DATA FOR REVIEW
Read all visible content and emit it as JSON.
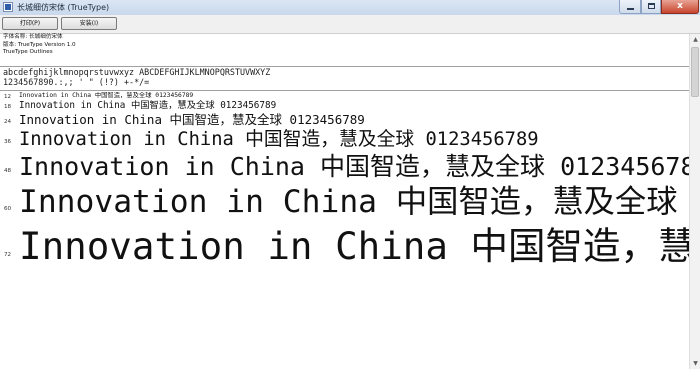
{
  "window": {
    "title": "长城细仿宋体 (TrueType)",
    "close_glyph": "x"
  },
  "toolbar": {
    "print_label": "打印(P)",
    "install_label": "安装(I)"
  },
  "info": {
    "font_name": "字体名称: 长城细仿宋体",
    "version": "版本: TrueType Version 1.0",
    "format": "TrueType Outlines"
  },
  "charset": {
    "line1": "abcdefghijklmnopqrstuvwxyz ABCDEFGHIJKLMNOPQRSTUVWXYZ",
    "line2": "1234567890.:,;  ' \" (!?) +-*/="
  },
  "sample": {
    "text": "Innovation in China 中国智造，慧及全球 0123456789",
    "sizes": [
      "12",
      "18",
      "24",
      "36",
      "48",
      "60",
      "72"
    ]
  },
  "scrollbar": {
    "up_glyph": "▲",
    "down_glyph": "▼"
  }
}
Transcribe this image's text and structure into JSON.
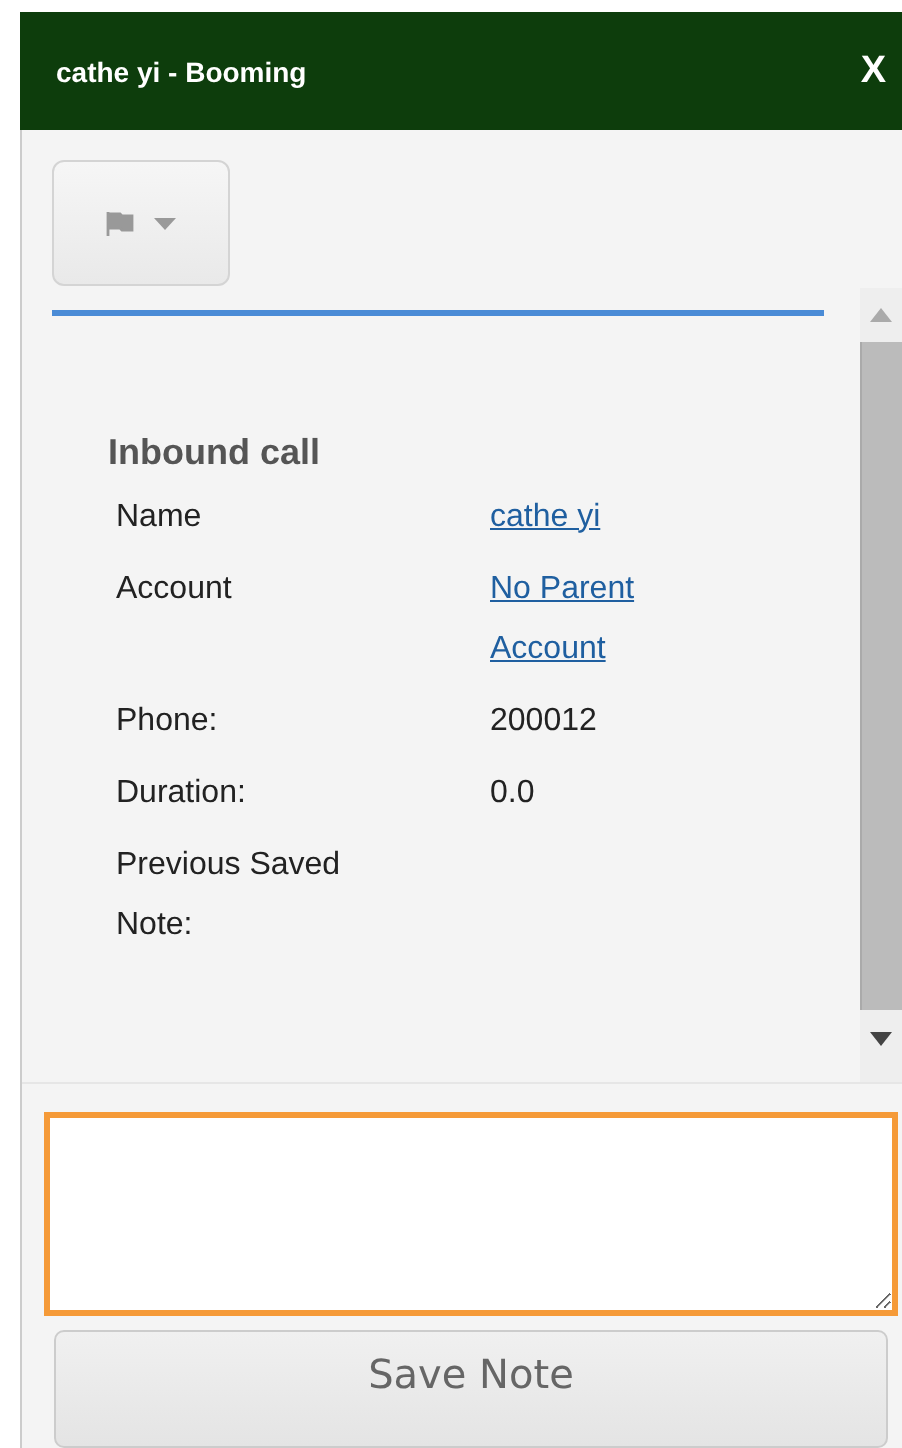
{
  "window": {
    "title": "cathe yi - Booming",
    "close": "X"
  },
  "heading": "Inbound call",
  "fields": [
    {
      "label": "Name",
      "value": "cathe yi",
      "kind": "link"
    },
    {
      "label": "Account",
      "value": "No Parent Account",
      "kind": "link"
    },
    {
      "label": "Phone:",
      "value": "200012",
      "kind": "text"
    },
    {
      "label": "Duration:",
      "value": "0.0",
      "kind": "text"
    },
    {
      "label": "Previous Saved Note:",
      "kind": "empty"
    }
  ],
  "note": {
    "focused": true
  },
  "save_button": "Save Note"
}
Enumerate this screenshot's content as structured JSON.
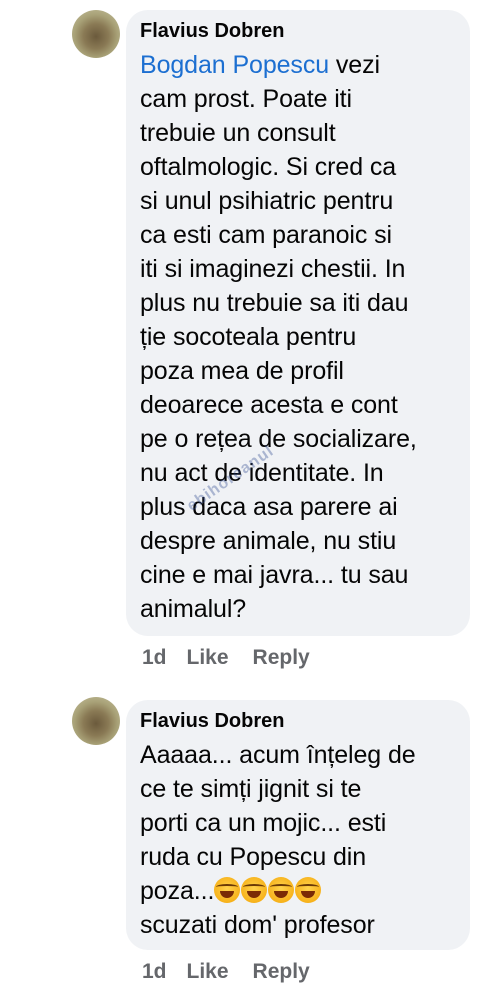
{
  "comments": [
    {
      "author": "Flavius Dobren",
      "mention": "Bogdan Popescu",
      "text": " vezi\ncam prost. Poate iti\ntrebuie un consult\noftalmologic. Si cred ca\nsi unul psihiatric pentru\nca esti cam paranoic si\niti si imaginezi chestii. In\nplus nu trebuie sa iti dau\nție socoteala pentru\npoza mea de profil\ndeoarece acesta e cont\npe o rețea de socializare,\nnu act de identitate. In\nplus daca asa parere ai\ndespre animale, nu stiu\ncine e mai javra... tu sau\nanimalul?",
      "time": "1d",
      "like": "Like",
      "reply": "Reply"
    },
    {
      "author": "Flavius Dobren",
      "text_before_emoji": "Aaaaa... acum înțeleg de\nce te simți jignit si te\nporti ca un mojic... esti\nruda cu Popescu din\npoza...",
      "emoji": [
        "rolling-on-floor-laughing",
        "rolling-on-floor-laughing",
        "rolling-on-floor-laughing",
        "rolling-on-floor-laughing"
      ],
      "text_after_emoji": "\nscuzati dom' profesor",
      "time": "1d",
      "like": "Like",
      "reply": "Reply"
    }
  ],
  "watermark": "ebihoreanul",
  "colors": {
    "bubble": "#f0f2f5",
    "mention": "#1c6fd1",
    "action": "#65676b"
  }
}
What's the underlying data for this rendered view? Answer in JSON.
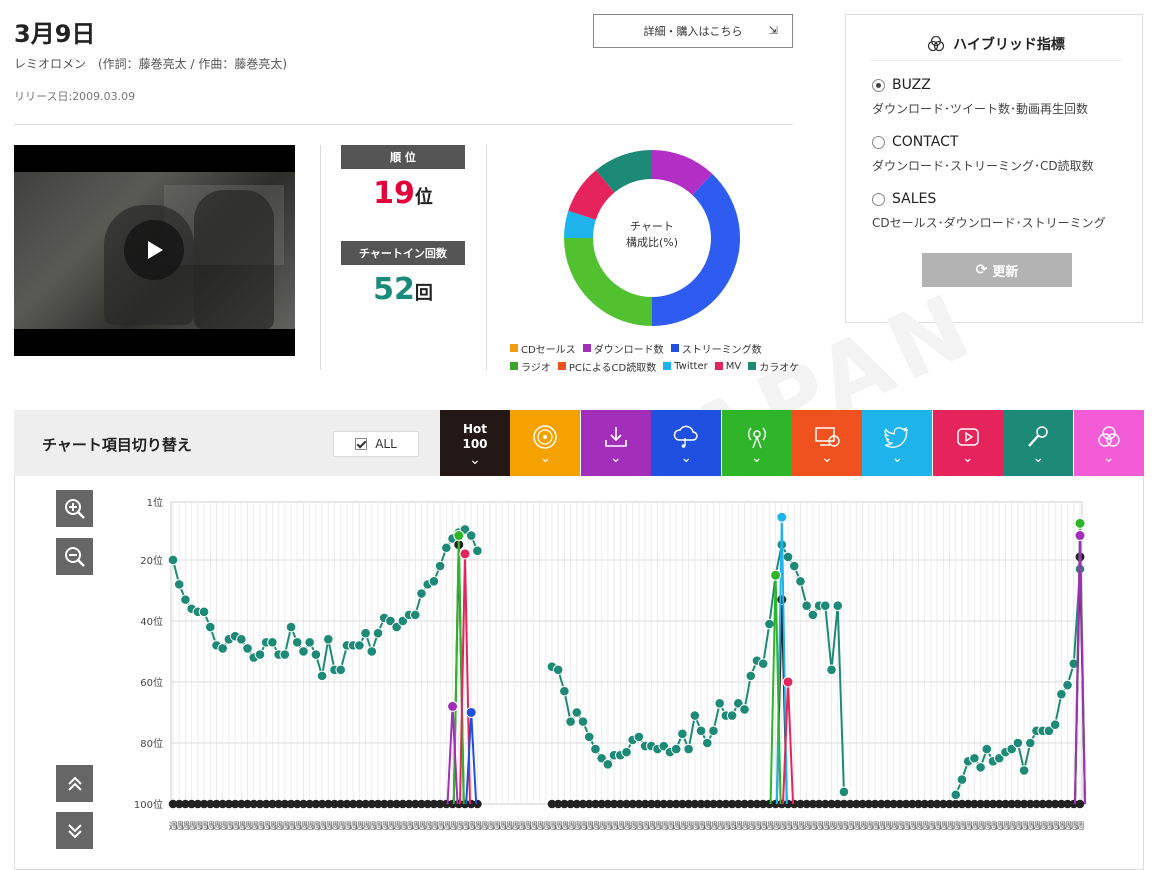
{
  "song": {
    "title": "3月9日",
    "artist_line": "レミオロメン　(作詞：藤巻亮太 / 作曲：藤巻亮太)",
    "release": "リリース日:2009.03.09"
  },
  "detail_button": {
    "label": "詳細・購入はこちら",
    "arrow": "⇲"
  },
  "hybrid": {
    "title": "ハイブリッド指標",
    "options": [
      {
        "label": "BUZZ",
        "desc": "ダウンロード･ツイート数･動画再生回数",
        "selected": true
      },
      {
        "label": "CONTACT",
        "desc": "ダウンロード･ストリーミング･CD読取数",
        "selected": false
      },
      {
        "label": "SALES",
        "desc": "CDセールス･ダウンロード･ストリーミング",
        "selected": false
      }
    ],
    "update_label": "更新"
  },
  "stats": {
    "rank_label": "順 位",
    "rank_value": "19",
    "rank_suffix": "位",
    "count_label": "チャートイン回数",
    "count_value": "52",
    "count_suffix": "回",
    "rank_color": "#e4003a",
    "count_color": "#1a8a7a"
  },
  "donut": {
    "center_line1": "チャート",
    "center_line2": "構成比(%)",
    "slices": [
      {
        "name": "ダウンロード数",
        "value": 12,
        "color": "#b22ec4"
      },
      {
        "name": "ストリーミング数",
        "value": 38,
        "color": "#2f5cf0"
      },
      {
        "name": "ラジオ",
        "value": 25,
        "color": "#51c12f"
      },
      {
        "name": "Twitter",
        "value": 5,
        "color": "#1fb3ec"
      },
      {
        "name": "MV",
        "value": 9,
        "color": "#e4245a"
      },
      {
        "name": "カラオケ",
        "value": 11,
        "color": "#1d8a77"
      }
    ]
  },
  "legend": [
    [
      {
        "name": "CDセールス",
        "color": "#f39c12"
      },
      {
        "name": "ダウンロード数",
        "color": "#a12fb9"
      },
      {
        "name": "ストリーミング数",
        "color": "#2050e0"
      }
    ],
    [
      {
        "name": "ラジオ",
        "color": "#3aa52a"
      },
      {
        "name": "PCによるCD読取数",
        "color": "#f0521f"
      },
      {
        "name": "Twitter",
        "color": "#1fb3ec"
      },
      {
        "name": "MV",
        "color": "#e4245a"
      },
      {
        "name": "カラオケ",
        "color": "#1d8a77"
      }
    ]
  ],
  "switcher": {
    "title": "チャート項目切り替え",
    "all_label": "ALL",
    "hot_line1": "Hot",
    "hot_line2": "100",
    "tabs": [
      {
        "icon": "hot100",
        "color": "#231815"
      },
      {
        "icon": "cd-sales-icon",
        "color": "#f5a200"
      },
      {
        "icon": "download-icon",
        "color": "#a12fb9"
      },
      {
        "icon": "streaming-icon",
        "color": "#2050e0"
      },
      {
        "icon": "radio-icon",
        "color": "#2fb52a"
      },
      {
        "icon": "pc-cd-read-icon",
        "color": "#f0521f"
      },
      {
        "icon": "twitter-icon",
        "color": "#1fb3ec"
      },
      {
        "icon": "mv-icon",
        "color": "#e4245a"
      },
      {
        "icon": "karaoke-icon",
        "color": "#1d8a77"
      },
      {
        "icon": "hybrid-icon",
        "color": "#f45bd6"
      }
    ]
  },
  "chart_data": {
    "type": "line",
    "y_inverted": true,
    "ylim": [
      1,
      100
    ],
    "yticks": [
      "1位",
      "20位",
      "40位",
      "60位",
      "80位",
      "100位"
    ],
    "x_label_suffix": "週",
    "x_tick_numbers": "28 29 30 31 ... 28 29 30 (weekly, partially illegible)",
    "series": [
      {
        "name": "カラオケ",
        "color": "#1d8a77",
        "values": [
          20,
          28,
          33,
          36,
          37,
          37,
          42,
          48,
          49,
          46,
          45,
          46,
          49,
          52,
          51,
          47,
          47,
          51,
          51,
          42,
          47,
          50,
          47,
          51,
          58,
          46,
          56,
          56,
          48,
          48,
          48,
          44,
          50,
          44,
          39,
          40,
          42,
          40,
          38,
          38,
          31,
          28,
          27,
          22,
          16,
          13,
          11,
          10,
          12,
          17,
          null,
          null,
          null,
          null,
          null,
          null,
          null,
          null,
          null,
          null,
          null,
          55,
          56,
          63,
          73,
          70,
          73,
          78,
          82,
          85,
          87,
          84,
          84,
          83,
          79,
          78,
          81,
          81,
          82,
          81,
          83,
          82,
          77,
          82,
          71,
          76,
          80,
          76,
          67,
          71,
          71,
          67,
          69,
          58,
          53,
          54,
          41,
          25,
          15,
          19,
          22,
          27,
          35,
          38,
          35,
          35,
          56,
          35,
          96,
          null,
          null,
          null,
          null,
          null,
          null,
          null,
          null,
          null,
          null,
          null,
          null,
          null,
          null,
          null,
          null,
          null,
          97,
          92,
          86,
          85,
          88,
          82,
          86,
          85,
          83,
          82,
          80,
          89,
          80,
          76,
          76,
          76,
          74,
          64,
          61,
          54,
          23
        ]
      }
    ]
  },
  "nav": {
    "zoom_in": "zoom-in",
    "zoom_out": "zoom-out",
    "scroll_up": "scroll-up",
    "scroll_down": "scroll-down"
  }
}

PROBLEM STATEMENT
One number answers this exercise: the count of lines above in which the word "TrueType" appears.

TASK SOLUTION
3